Quality finishes are the number one goal for all of us; how you get to that goal matters too. Whether you’re traveling across the street or the state, treatment efficiency and “far fewer visits” are the goals shared by everyone, particularly with our patients. Treating with efficiency like this, and its dramatic reduction in chair time provide many interesting opportunities for the creative orthodontist who wants to have greater control over their practice and lifestyle design.
The opinions expressed are those of the doctor. Ormco is a medical device manufacturer and does not dispense medical advice. Clinicians should use their own judgment in treating their patients. OP
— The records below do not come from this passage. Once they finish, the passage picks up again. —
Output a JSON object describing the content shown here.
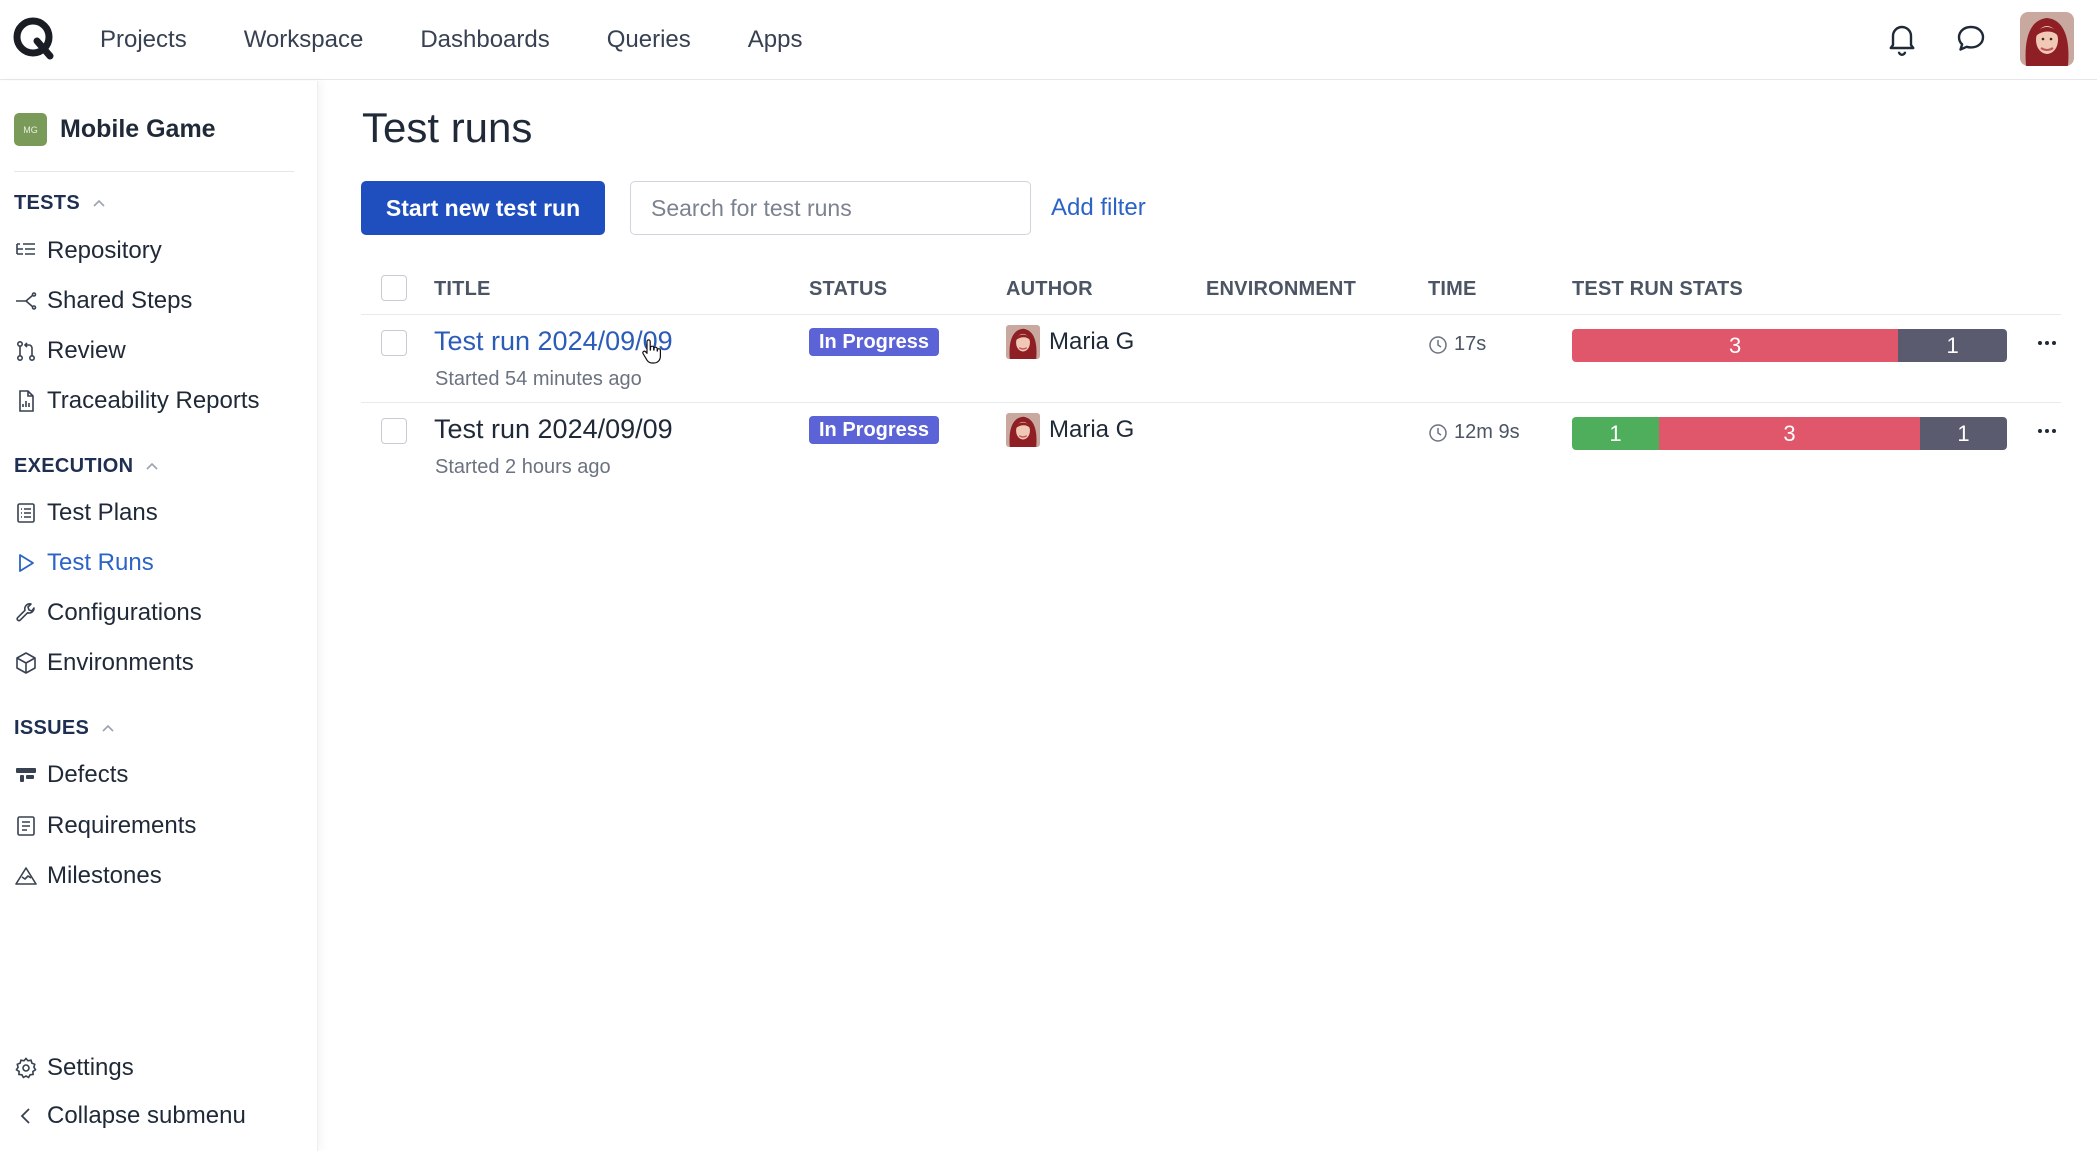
{
  "nav": {
    "items": [
      "Projects",
      "Workspace",
      "Dashboards",
      "Queries",
      "Apps"
    ]
  },
  "sidebar": {
    "project": {
      "badge": "MG",
      "name": "Mobile Game"
    },
    "sections": {
      "tests": {
        "label": "TESTS",
        "items": [
          "Repository",
          "Shared Steps",
          "Review",
          "Traceability Reports"
        ]
      },
      "execution": {
        "label": "EXECUTION",
        "items": [
          "Test Plans",
          "Test Runs",
          "Configurations",
          "Environments"
        ]
      },
      "issues": {
        "label": "ISSUES",
        "items": [
          "Defects",
          "Requirements",
          "Milestones"
        ]
      }
    },
    "footer": {
      "settings": "Settings",
      "collapse": "Collapse submenu"
    }
  },
  "main": {
    "title": "Test runs",
    "start_button": "Start new test run",
    "search_placeholder": "Search for test runs",
    "add_filter": "Add filter",
    "columns": {
      "title": "TITLE",
      "status": "STATUS",
      "author": "AUTHOR",
      "environment": "ENVIRONMENT",
      "time": "TIME",
      "stats": "TEST RUN STATS"
    },
    "rows": [
      {
        "title": "Test run 2024/09/09",
        "started": "Started 54 minutes ago",
        "status": "In Progress",
        "author": "Maria G",
        "environment": "",
        "time": "17s",
        "stats": [
          {
            "label": "3",
            "value": 3,
            "color": "#e0566b"
          },
          {
            "label": "1",
            "value": 1,
            "color": "#5a5b6e"
          }
        ]
      },
      {
        "title": "Test run 2024/09/09",
        "started": "Started 2 hours ago",
        "status": "In Progress",
        "author": "Maria G",
        "environment": "",
        "time": "12m 9s",
        "stats": [
          {
            "label": "1",
            "value": 1,
            "color": "#4fae5c"
          },
          {
            "label": "3",
            "value": 3,
            "color": "#e0566b"
          },
          {
            "label": "1",
            "value": 1,
            "color": "#5a5b6e"
          }
        ]
      }
    ]
  },
  "colors": {
    "primary": "#1f4fbf",
    "link": "#2b63c7",
    "badge": "#5b63d6",
    "passed": "#4fae5c",
    "failed": "#e0566b",
    "skipped": "#5a5b6e"
  }
}
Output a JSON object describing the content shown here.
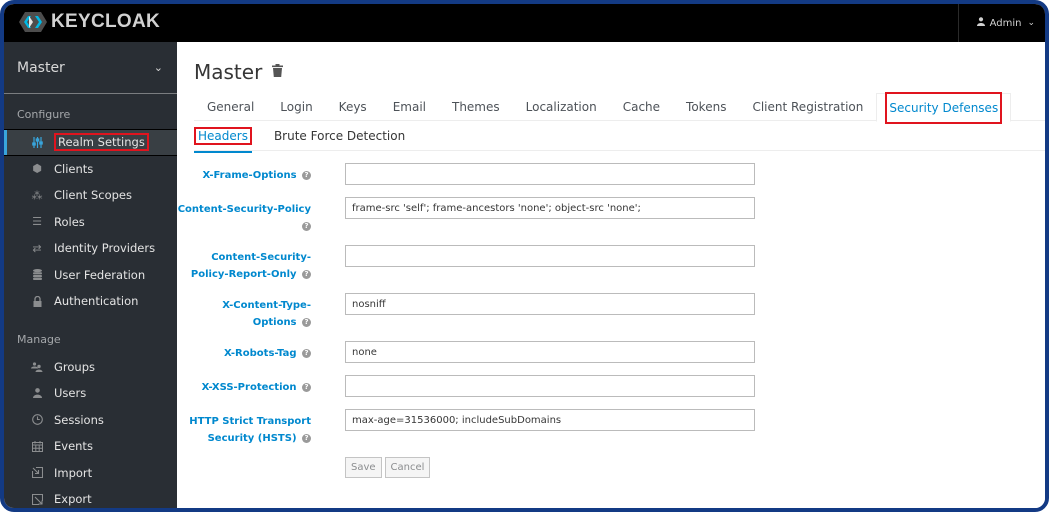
{
  "app": {
    "brand": "KEYCLOAK",
    "user_menu": {
      "label": "Admin",
      "icon": "user-icon"
    }
  },
  "sidebar": {
    "realm": "Master",
    "sections": [
      {
        "title": "Configure",
        "items": [
          {
            "label": "Realm Settings",
            "icon": "sliders-icon",
            "active": true
          },
          {
            "label": "Clients",
            "icon": "cube-icon"
          },
          {
            "label": "Client Scopes",
            "icon": "cubes-icon"
          },
          {
            "label": "Roles",
            "icon": "list-icon"
          },
          {
            "label": "Identity Providers",
            "icon": "exchange-icon"
          },
          {
            "label": "User Federation",
            "icon": "database-icon"
          },
          {
            "label": "Authentication",
            "icon": "lock-icon"
          }
        ]
      },
      {
        "title": "Manage",
        "items": [
          {
            "label": "Groups",
            "icon": "users-icon"
          },
          {
            "label": "Users",
            "icon": "user-icon"
          },
          {
            "label": "Sessions",
            "icon": "clock-icon"
          },
          {
            "label": "Events",
            "icon": "calendar-icon"
          },
          {
            "label": "Import",
            "icon": "import-icon"
          },
          {
            "label": "Export",
            "icon": "export-icon"
          }
        ]
      }
    ]
  },
  "main": {
    "title": "Master",
    "tabs": [
      {
        "label": "General"
      },
      {
        "label": "Login"
      },
      {
        "label": "Keys"
      },
      {
        "label": "Email"
      },
      {
        "label": "Themes"
      },
      {
        "label": "Localization"
      },
      {
        "label": "Cache"
      },
      {
        "label": "Tokens"
      },
      {
        "label": "Client Registration"
      },
      {
        "label": "Security Defenses",
        "active": true
      }
    ],
    "subtabs": [
      {
        "label": "Headers",
        "active": true
      },
      {
        "label": "Brute Force Detection"
      }
    ],
    "form": {
      "fields": [
        {
          "label_lines": [
            "X-Frame-Options"
          ],
          "value": ""
        },
        {
          "label_lines": [
            "Content-Security-Policy"
          ],
          "value": "frame-src 'self'; frame-ancestors 'none'; object-src 'none';",
          "help_on_own_line": true
        },
        {
          "label_lines": [
            "Content-Security-",
            "Policy-Report-Only"
          ],
          "value": ""
        },
        {
          "label_lines": [
            "X-Content-Type-",
            "Options"
          ],
          "value": "nosniff"
        },
        {
          "label_lines": [
            "X-Robots-Tag"
          ],
          "value": "none"
        },
        {
          "label_lines": [
            "X-XSS-Protection"
          ],
          "value": ""
        },
        {
          "label_lines": [
            "HTTP Strict Transport",
            "Security (HSTS)"
          ],
          "value": "max-age=31536000; includeSubDomains"
        }
      ],
      "save_label": "Save",
      "cancel_label": "Cancel"
    }
  },
  "colors": {
    "accent": "#0088ce",
    "sidebar_bg": "#292e34",
    "topbar_bg": "#000000",
    "highlight": "#e0141e",
    "frame": "#133a84"
  }
}
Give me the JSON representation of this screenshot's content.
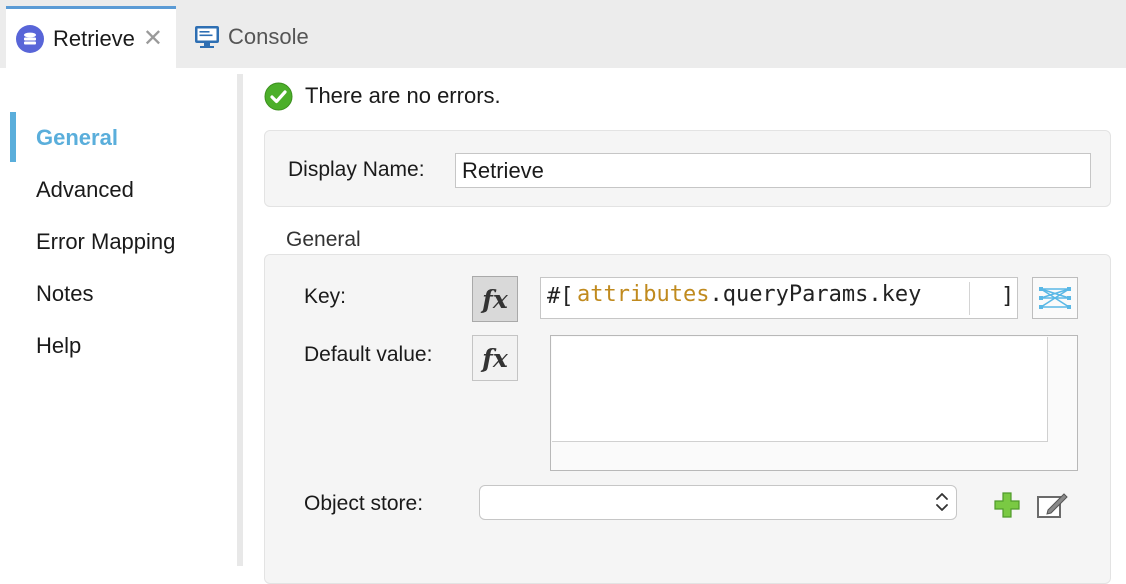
{
  "tabs": [
    {
      "label": "Retrieve",
      "icon": "object-store-icon",
      "active": true,
      "close_glyph": "✕"
    },
    {
      "label": "Console",
      "icon": "console-monitor-icon",
      "active": false
    }
  ],
  "sidebar": {
    "items": [
      {
        "label": "General",
        "selected": true
      },
      {
        "label": "Advanced",
        "selected": false
      },
      {
        "label": "Error Mapping",
        "selected": false
      },
      {
        "label": "Notes",
        "selected": false
      },
      {
        "label": "Help",
        "selected": false
      }
    ]
  },
  "status": {
    "text": "There are no errors.",
    "icon": "check-circle-icon"
  },
  "display_name": {
    "label": "Display Name:",
    "value": "Retrieve"
  },
  "general_section": {
    "title": "General",
    "key": {
      "label": "Key:",
      "fx_label": "fx",
      "prefix": "#[",
      "expr_token1": "attributes",
      "expr_token2": ".queryParams.key",
      "suffix": "]"
    },
    "default_value": {
      "label": "Default value:",
      "fx_label": "fx",
      "value": ""
    },
    "object_store": {
      "label": "Object store:",
      "selected": ""
    }
  },
  "colors": {
    "accent": "#5aaedb",
    "expression_keyword": "#c08a1e",
    "success_green": "#4caf2a",
    "tab_icon_purple": "#5865d8"
  }
}
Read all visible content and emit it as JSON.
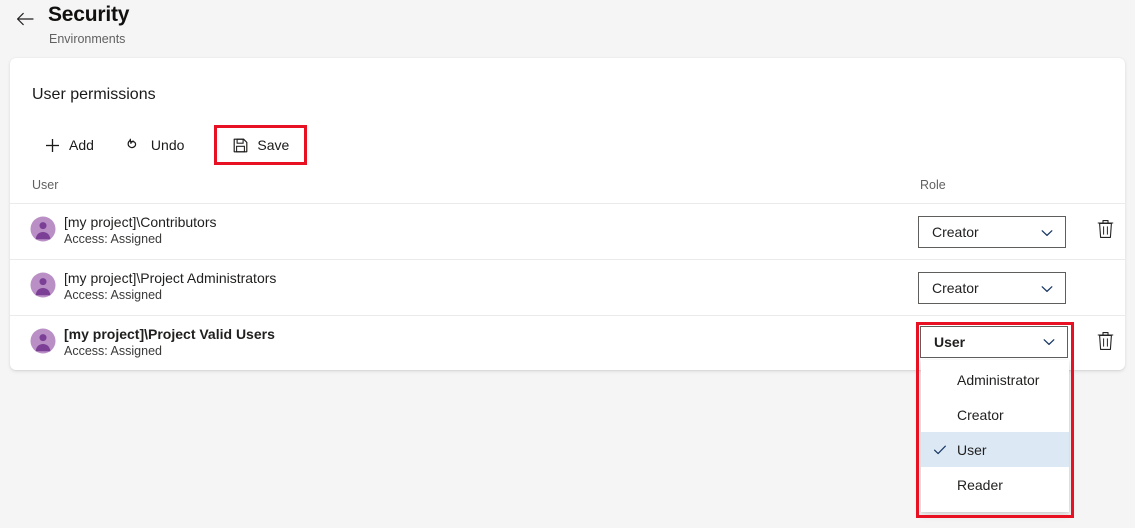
{
  "header": {
    "back_icon": "arrow-left-icon",
    "title": "Security",
    "subtitle": "Environments"
  },
  "card": {
    "title": "User permissions",
    "toolbar": {
      "add_label": "Add",
      "add_icon": "plus-icon",
      "undo_label": "Undo",
      "undo_icon": "undo-arrow-icon",
      "save_label": "Save",
      "save_icon": "floppy-disk-save-icon",
      "save_highlight_color": "#e81123"
    },
    "columns": {
      "user": "User",
      "role": "Role"
    },
    "rows": [
      {
        "name": "[my project]\\Contributors",
        "access": "Access: Assigned",
        "role": "Creator",
        "avatar_icon": "group-avatar-icon",
        "delete_icon": "trash-icon",
        "has_delete": true,
        "selected": false
      },
      {
        "name": "[my project]\\Project Administrators",
        "access": "Access: Assigned",
        "role": "Creator",
        "avatar_icon": "group-avatar-icon",
        "delete_icon": "trash-icon",
        "has_delete": false,
        "selected": false
      },
      {
        "name": "[my project]\\Project Valid Users",
        "access": "Access: Assigned",
        "role": "User",
        "avatar_icon": "group-avatar-icon",
        "delete_icon": "trash-icon",
        "has_delete": true,
        "selected": true
      }
    ]
  },
  "dropdown": {
    "selected_value": "User",
    "highlight_color": "#e81123",
    "selected_row_bg": "#dce9f5",
    "options": [
      {
        "label": "Administrator",
        "checked": false
      },
      {
        "label": "Creator",
        "checked": false
      },
      {
        "label": "User",
        "checked": true
      },
      {
        "label": "Reader",
        "checked": false
      }
    ]
  },
  "colors": {
    "page_background": "#f5f5f5",
    "card_background": "#ffffff",
    "avatar_fill": "#b98fc6",
    "avatar_glyph": "#7b3f96",
    "accent_red": "#e81123"
  }
}
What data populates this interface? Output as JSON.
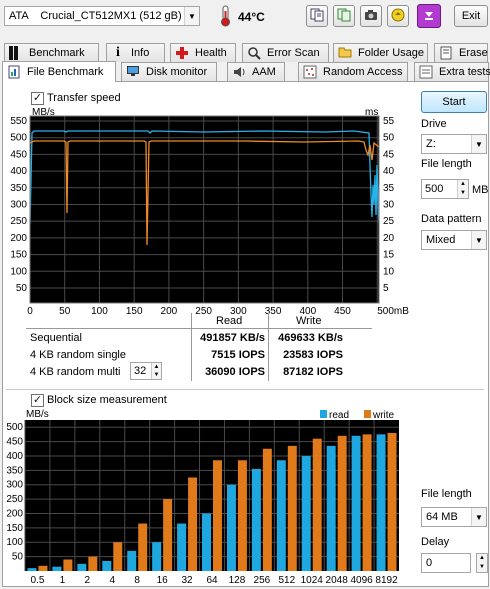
{
  "drive_selector": {
    "value": "ATA    Crucial_CT512MX1 (512 gB)"
  },
  "temperature": "44°C",
  "exit_label": "Exit",
  "tabs_row1": [
    "Benchmark",
    "Info",
    "Health",
    "Error Scan",
    "Folder Usage",
    "Erase"
  ],
  "tabs_row2": [
    "File Benchmark",
    "Disk monitor",
    "AAM",
    "Random Access",
    "Extra tests"
  ],
  "transfer_speed_label": "Transfer speed",
  "transfer_chart": {
    "left_unit": "MB/s",
    "right_unit": "ms",
    "y_ticks": [
      "550",
      "500",
      "450",
      "400",
      "350",
      "300",
      "250",
      "200",
      "150",
      "100",
      "50"
    ],
    "right_ticks": [
      "55",
      "50",
      "45",
      "40",
      "35",
      "30",
      "25",
      "20",
      "15",
      "10",
      "5"
    ],
    "x_ticks": [
      "0",
      "50",
      "100",
      "150",
      "200",
      "250",
      "300",
      "350",
      "400",
      "450",
      "500mB"
    ]
  },
  "results": {
    "col_read": "Read",
    "col_write": "Write",
    "rows": [
      {
        "label": "Sequential",
        "read": "491857 KB/s",
        "write": "469633 KB/s"
      },
      {
        "label": "4 KB random single",
        "read": "7515 IOPS",
        "write": "23583 IOPS"
      },
      {
        "label": "4 KB random multi",
        "read": "36090 IOPS",
        "write": "87182 IOPS"
      }
    ],
    "queue_depth": "32"
  },
  "block_size_label": "Block size measurement",
  "chart_data": {
    "type": "bar",
    "ylabel": "MB/s",
    "ylim": [
      0,
      500
    ],
    "y_ticks": [
      "500",
      "450",
      "400",
      "350",
      "300",
      "250",
      "200",
      "150",
      "100",
      "50"
    ],
    "categories": [
      "0.5",
      "1",
      "2",
      "4",
      "8",
      "16",
      "32",
      "64",
      "128",
      "256",
      "512",
      "1024",
      "2048",
      "4096",
      "8192"
    ],
    "series": [
      {
        "name": "read",
        "color": "#1fa8e0",
        "values": [
          10,
          15,
          25,
          35,
          70,
          100,
          165,
          200,
          300,
          355,
          385,
          400,
          435,
          470,
          475
        ]
      },
      {
        "name": "write",
        "color": "#e07a1a",
        "values": [
          18,
          40,
          50,
          100,
          165,
          250,
          325,
          385,
          385,
          425,
          435,
          460,
          470,
          475,
          480
        ]
      }
    ],
    "legend_placement": "top-right"
  },
  "sidebar": {
    "start_label": "Start",
    "drive_label": "Drive",
    "drive_value": "Z:",
    "file_length_label": "File length",
    "file_length_value": "500",
    "file_length_unit": "MB",
    "data_pattern_label": "Data pattern",
    "data_pattern_value": "Mixed",
    "block_file_length_label": "File length",
    "block_file_length_value": "64 MB",
    "delay_label": "Delay",
    "delay_value": "0"
  }
}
John Warford, Jr, DDS, MS, earned his dental degree from the University of Minnesota in Minneapolis and completed his residency in orthodontics at the University of Missouri in Kansas City. With a passion for research and technology, and professional commitment to drive clinical treatment efficiency in orthodontics, Warford employs remote treatment monitoring with clear aligners and has revolutionized his practice and provided for a lifestyle design that he once only dreamt of. As a top user of Dental Monitoring in the United States, Warford serves as an advisory board member and a speaker. He is also a national speaker and consultant to Ormco Corp and the top provider of Spark aligners in North America. He is the clinical director of On Demand Orthodontist and maintains his private orthodontic practice in Bismarck, North Dakota.
- Based on survey of 63 Spark doctors who have approved 100 or more Spark cases. Data on file.
- Internal data comparison, Carter Orthodontics, Sherman, Tex.
- Warford Orthodontics data provided by Dental Monitoring.
- Data Source: Gaidge Analytics Aggregated US Practices 2021.